It will be evident that this spacing correction is performed by automatically changing transport speed (accelerate/decelerate) at an "intermediate" transport segment preferably while a document is being advanced (e.g., by feed array). Workers will recognize that since rollers, etc. in the initial transport segment often necessarily have large inertias (e.g., because of their specific functions, such as aligning or feeding), these inertias make it impractical, or difficult, to decelerate documents therewith by way of correcting (increasing/decreasing) document-spacing. Accordingly, this is better done with an "upstream", "intermediate" transport segment, as here described.
Of course, many modifications to the preferred embodiment described previously are possible without departing from the spirit of the present invention. For example, there are many different ways to provide controls as described in the present invention, and it is not limited to the particular types of sensors or the particular types of advance means. As a further example, the feedback control in its preferred embodiment is described as a software algorithm, but it is well known that the same functions can be accomplished using known hardware. Additionally, some features of the present invention can be used to advantage without the corresponding use of other features.

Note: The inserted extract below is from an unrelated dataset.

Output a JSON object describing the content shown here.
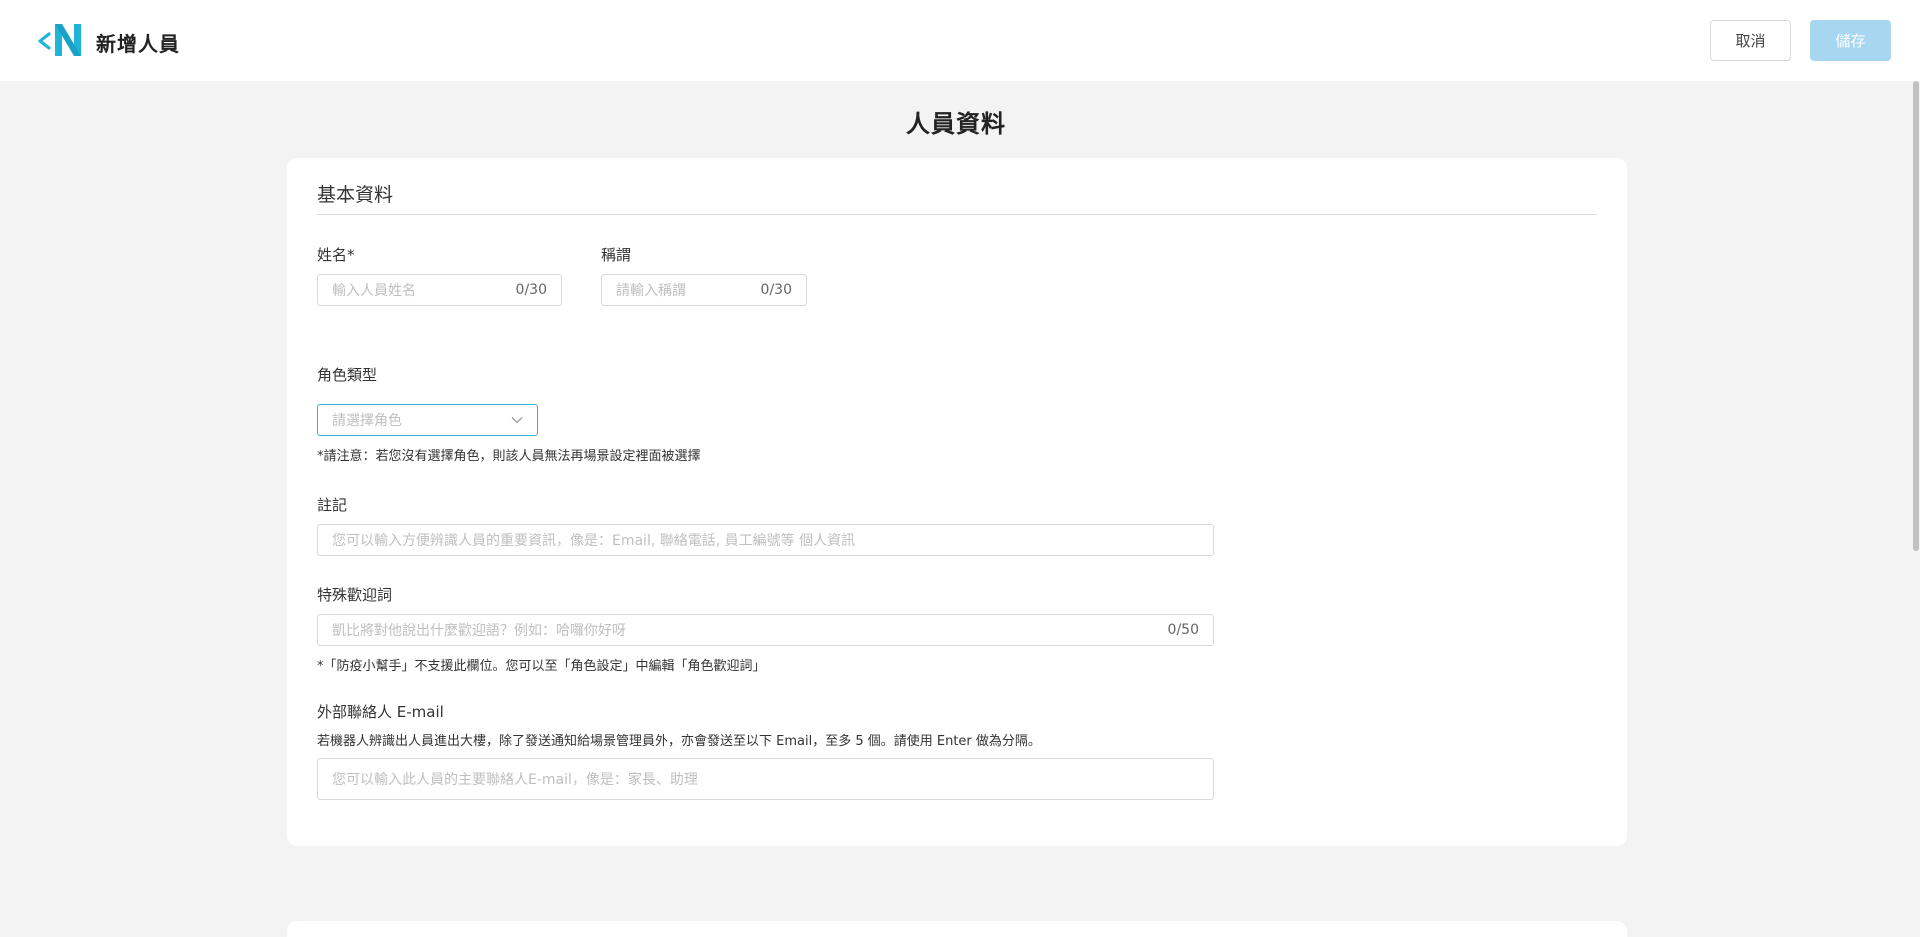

Accordingly, the description of the preferred embodiment should be to be considered as including all possible modifications and variations coming within the scope of the invention as defined by the appended claims.